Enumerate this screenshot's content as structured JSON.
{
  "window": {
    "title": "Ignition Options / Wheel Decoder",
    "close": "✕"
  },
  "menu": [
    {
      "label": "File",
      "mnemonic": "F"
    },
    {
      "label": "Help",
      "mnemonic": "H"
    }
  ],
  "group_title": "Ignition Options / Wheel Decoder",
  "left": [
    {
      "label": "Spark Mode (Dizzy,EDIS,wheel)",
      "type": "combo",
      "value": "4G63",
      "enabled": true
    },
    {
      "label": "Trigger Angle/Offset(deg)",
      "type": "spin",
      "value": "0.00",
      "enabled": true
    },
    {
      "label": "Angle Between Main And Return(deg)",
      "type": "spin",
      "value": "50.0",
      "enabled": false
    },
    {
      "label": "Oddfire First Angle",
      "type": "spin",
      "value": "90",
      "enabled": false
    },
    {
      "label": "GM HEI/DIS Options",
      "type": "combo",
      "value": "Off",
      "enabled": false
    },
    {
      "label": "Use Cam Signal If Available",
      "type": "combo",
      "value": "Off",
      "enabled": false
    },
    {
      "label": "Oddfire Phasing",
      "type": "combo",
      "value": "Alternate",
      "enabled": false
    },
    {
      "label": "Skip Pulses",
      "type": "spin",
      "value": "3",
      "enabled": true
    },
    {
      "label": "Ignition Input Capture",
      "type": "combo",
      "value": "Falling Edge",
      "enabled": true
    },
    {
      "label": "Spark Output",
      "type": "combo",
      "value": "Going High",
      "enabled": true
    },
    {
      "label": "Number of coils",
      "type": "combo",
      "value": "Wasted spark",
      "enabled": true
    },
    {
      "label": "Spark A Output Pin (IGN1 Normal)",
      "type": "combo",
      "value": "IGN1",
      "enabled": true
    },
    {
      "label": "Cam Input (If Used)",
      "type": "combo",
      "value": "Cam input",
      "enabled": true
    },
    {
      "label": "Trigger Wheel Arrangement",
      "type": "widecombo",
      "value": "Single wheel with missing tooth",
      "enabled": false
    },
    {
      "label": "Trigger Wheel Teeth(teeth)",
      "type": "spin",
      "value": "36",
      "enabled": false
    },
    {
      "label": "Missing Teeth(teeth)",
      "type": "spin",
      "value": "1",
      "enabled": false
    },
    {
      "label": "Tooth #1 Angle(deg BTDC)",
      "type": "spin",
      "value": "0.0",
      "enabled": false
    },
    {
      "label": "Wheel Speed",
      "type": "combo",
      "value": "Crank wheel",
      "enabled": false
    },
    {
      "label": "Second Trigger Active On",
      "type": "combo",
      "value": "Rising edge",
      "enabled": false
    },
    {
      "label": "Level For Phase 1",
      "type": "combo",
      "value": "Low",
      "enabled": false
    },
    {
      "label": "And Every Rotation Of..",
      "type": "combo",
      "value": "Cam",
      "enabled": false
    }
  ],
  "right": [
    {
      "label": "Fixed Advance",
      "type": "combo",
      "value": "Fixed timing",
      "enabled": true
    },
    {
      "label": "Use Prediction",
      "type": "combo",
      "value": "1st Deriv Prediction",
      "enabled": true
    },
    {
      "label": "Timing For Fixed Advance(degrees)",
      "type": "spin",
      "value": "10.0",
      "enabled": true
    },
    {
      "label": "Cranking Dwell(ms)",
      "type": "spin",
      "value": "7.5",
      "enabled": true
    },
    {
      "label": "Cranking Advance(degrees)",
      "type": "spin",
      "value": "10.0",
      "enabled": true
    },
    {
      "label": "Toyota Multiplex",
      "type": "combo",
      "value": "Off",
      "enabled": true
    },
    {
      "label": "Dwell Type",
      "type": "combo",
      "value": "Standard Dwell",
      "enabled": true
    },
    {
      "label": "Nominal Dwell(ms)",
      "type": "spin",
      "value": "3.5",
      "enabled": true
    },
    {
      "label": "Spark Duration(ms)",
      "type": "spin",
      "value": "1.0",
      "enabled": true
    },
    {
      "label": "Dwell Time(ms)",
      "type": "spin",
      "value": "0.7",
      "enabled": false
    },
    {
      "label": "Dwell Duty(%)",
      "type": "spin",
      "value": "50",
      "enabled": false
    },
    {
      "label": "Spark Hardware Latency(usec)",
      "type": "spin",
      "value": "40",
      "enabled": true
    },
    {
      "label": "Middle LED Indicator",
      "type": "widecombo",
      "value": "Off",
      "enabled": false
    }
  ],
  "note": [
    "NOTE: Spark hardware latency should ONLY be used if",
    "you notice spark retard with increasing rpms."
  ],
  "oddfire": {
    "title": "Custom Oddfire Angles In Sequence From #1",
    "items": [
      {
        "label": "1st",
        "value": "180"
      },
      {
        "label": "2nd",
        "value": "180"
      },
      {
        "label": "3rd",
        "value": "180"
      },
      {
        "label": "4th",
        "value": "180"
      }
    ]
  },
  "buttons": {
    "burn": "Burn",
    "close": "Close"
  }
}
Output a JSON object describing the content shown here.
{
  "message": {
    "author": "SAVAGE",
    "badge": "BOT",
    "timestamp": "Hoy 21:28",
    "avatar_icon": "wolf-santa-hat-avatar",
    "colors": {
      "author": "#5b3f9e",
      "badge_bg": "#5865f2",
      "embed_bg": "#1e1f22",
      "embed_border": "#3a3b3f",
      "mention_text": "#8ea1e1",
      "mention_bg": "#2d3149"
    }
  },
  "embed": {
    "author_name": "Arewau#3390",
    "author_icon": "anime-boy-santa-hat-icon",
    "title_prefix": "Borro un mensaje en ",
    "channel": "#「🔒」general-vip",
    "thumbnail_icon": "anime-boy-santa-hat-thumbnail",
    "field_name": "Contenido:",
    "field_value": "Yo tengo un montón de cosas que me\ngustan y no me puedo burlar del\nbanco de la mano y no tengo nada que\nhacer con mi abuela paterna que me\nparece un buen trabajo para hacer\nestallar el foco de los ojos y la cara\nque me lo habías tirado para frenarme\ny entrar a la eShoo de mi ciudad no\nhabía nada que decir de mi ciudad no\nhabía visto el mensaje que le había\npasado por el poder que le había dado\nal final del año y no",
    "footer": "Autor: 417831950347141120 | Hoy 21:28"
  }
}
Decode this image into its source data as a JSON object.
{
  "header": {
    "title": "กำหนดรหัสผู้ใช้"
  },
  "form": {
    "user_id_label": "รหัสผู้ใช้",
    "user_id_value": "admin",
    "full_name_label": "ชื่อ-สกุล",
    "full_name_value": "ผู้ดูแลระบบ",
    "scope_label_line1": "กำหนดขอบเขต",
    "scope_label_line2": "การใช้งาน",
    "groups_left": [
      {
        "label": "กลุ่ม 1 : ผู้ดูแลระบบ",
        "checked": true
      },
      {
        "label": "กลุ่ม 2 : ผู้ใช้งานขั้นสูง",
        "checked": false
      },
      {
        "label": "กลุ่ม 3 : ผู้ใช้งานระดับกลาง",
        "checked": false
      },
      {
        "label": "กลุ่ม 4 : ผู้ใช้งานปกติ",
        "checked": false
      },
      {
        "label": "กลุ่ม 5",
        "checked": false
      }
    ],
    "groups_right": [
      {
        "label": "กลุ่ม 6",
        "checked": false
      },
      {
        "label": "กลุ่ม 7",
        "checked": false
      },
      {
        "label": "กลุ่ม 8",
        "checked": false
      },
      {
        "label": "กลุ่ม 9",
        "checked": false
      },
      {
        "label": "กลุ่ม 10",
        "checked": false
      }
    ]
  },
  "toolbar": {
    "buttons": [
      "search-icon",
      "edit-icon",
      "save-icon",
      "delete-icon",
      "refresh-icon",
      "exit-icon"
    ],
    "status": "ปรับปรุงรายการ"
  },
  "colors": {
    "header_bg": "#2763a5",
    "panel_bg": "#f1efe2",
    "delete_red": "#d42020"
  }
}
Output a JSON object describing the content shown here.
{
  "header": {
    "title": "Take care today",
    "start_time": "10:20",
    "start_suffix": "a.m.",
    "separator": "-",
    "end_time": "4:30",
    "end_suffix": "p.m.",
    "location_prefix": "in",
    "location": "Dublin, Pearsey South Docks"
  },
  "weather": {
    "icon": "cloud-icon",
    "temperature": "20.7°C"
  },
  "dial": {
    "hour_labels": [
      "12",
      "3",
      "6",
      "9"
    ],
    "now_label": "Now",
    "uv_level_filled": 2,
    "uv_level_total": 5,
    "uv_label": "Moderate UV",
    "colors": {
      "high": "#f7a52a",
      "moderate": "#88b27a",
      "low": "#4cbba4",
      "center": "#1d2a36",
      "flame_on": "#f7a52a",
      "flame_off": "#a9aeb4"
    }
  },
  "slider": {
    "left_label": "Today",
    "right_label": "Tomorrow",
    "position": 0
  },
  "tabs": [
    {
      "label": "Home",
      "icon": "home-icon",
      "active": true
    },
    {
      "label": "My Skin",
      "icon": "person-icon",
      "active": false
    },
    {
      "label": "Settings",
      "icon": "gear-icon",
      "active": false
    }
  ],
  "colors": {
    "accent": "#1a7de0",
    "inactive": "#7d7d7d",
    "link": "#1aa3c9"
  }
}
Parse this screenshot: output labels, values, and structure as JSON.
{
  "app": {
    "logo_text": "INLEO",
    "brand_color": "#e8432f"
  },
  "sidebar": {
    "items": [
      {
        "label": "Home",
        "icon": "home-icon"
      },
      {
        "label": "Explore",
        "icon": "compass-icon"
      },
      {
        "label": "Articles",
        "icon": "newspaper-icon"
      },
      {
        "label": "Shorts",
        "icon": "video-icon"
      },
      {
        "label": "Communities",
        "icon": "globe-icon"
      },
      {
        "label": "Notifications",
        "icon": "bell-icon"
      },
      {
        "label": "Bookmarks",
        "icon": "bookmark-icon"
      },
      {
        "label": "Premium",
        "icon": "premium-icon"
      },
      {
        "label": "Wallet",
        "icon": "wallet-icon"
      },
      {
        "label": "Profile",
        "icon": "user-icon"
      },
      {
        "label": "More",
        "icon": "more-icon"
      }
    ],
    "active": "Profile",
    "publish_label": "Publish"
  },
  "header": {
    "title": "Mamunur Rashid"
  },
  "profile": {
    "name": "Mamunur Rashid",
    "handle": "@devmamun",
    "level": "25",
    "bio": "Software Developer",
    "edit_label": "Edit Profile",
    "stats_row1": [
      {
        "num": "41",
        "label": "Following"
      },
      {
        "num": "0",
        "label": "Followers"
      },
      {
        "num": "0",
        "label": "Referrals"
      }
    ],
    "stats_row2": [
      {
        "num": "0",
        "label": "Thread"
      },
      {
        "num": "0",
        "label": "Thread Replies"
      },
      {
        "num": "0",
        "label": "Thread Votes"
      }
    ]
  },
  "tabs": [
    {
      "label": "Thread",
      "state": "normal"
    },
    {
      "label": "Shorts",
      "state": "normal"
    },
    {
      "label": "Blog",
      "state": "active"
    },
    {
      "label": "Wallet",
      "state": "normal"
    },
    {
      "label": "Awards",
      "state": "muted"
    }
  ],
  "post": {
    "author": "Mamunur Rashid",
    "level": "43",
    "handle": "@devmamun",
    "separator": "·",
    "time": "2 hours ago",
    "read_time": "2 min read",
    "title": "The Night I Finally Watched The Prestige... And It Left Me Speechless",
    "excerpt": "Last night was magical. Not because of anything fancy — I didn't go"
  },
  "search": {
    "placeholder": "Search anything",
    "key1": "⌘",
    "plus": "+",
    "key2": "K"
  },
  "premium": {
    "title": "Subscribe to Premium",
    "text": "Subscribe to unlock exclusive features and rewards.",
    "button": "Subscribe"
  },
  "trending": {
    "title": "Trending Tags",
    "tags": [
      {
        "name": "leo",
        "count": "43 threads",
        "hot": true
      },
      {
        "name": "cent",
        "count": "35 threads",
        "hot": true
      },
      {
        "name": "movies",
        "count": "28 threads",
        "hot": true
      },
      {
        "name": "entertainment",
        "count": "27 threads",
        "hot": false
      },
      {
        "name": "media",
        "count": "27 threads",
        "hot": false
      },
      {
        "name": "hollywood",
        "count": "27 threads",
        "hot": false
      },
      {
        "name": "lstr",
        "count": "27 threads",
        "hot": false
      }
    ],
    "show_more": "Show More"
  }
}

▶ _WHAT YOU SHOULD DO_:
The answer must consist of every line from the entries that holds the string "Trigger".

▶ _TASK RESPONSE_:
      "label": "Trigger Angle/Offset(deg)",
      "label": "Trigger Wheel Arrangement",
      "label": "Trigger Wheel Teeth(teeth)",
      "label": "Second Trigger Active On",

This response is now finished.